Take some time to reflect with your child on what puts them in this desired state. For some, it might be physical activity like football or gymnastics, while others may find that reading a certain type of book or listening to instrumental music helps them reach this peak level of performance. There are no strict rules here – every child will have different activities or environments that work for them.

Once you and your child recognise their unique triggers for getting into flow, start incorporating these activities into their daily routine. Allocate time each day for an activity that puts them in this productive state – take a walk around the neighbourhood or try meditating before starting homework tasks. Ensuring they have this time to themselves can make all the difference, and can help them bring this optimal state of focus and engagement into other areas of their life.

Final thoughts

Helping children enter their flow state regularly has manifold benefits. Not only does it help them tap into their creative side and enhance their productivity, but it also boosts their self-confidence and promotes emotional well-being. Operating in a flow state helps them manage stress more effectively, as they focus completely on the task at hand and aren’t distracted by external stressors. The skills that children learn from this practice will not only help them perform better academically, but also equip them with the tools to be more resilient and adaptable in the future.

Above all, flow is about enjoying what we do. We often perform best when we are doing something we love and are passionate about. By helping your child identify their flow triggers and guiding them to embrace their flow state, you’re helping them recognise their passions and strengths. This understanding can guide them in their future career choices, helping them to choose a path that they genuinely enjoy and are naturally inclined towards.

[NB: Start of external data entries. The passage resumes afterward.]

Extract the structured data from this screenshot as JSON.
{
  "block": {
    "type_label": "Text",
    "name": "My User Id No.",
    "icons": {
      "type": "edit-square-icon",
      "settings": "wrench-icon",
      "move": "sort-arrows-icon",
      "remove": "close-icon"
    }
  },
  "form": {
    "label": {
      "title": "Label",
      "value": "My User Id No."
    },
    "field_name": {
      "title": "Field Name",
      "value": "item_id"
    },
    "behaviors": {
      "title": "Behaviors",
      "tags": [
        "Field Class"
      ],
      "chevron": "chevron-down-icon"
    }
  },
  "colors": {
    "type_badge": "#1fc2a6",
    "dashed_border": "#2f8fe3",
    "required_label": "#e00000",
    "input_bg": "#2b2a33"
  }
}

So, encourage your child to embrace the flow. Help them identify their triggers, create a conducive environment, and give them the space they need to explore this unique state of consciousness. The experience and benefits they gain from this practice will serve them well in the future. Flow is not just about improving performance or productivity; it’s about the joy of being completely immersed in what we love. And who wouldn’t want to cultivate more of that in their child’s life?

The Abundance Mentor

Leave a Reply

Your email address will not be published.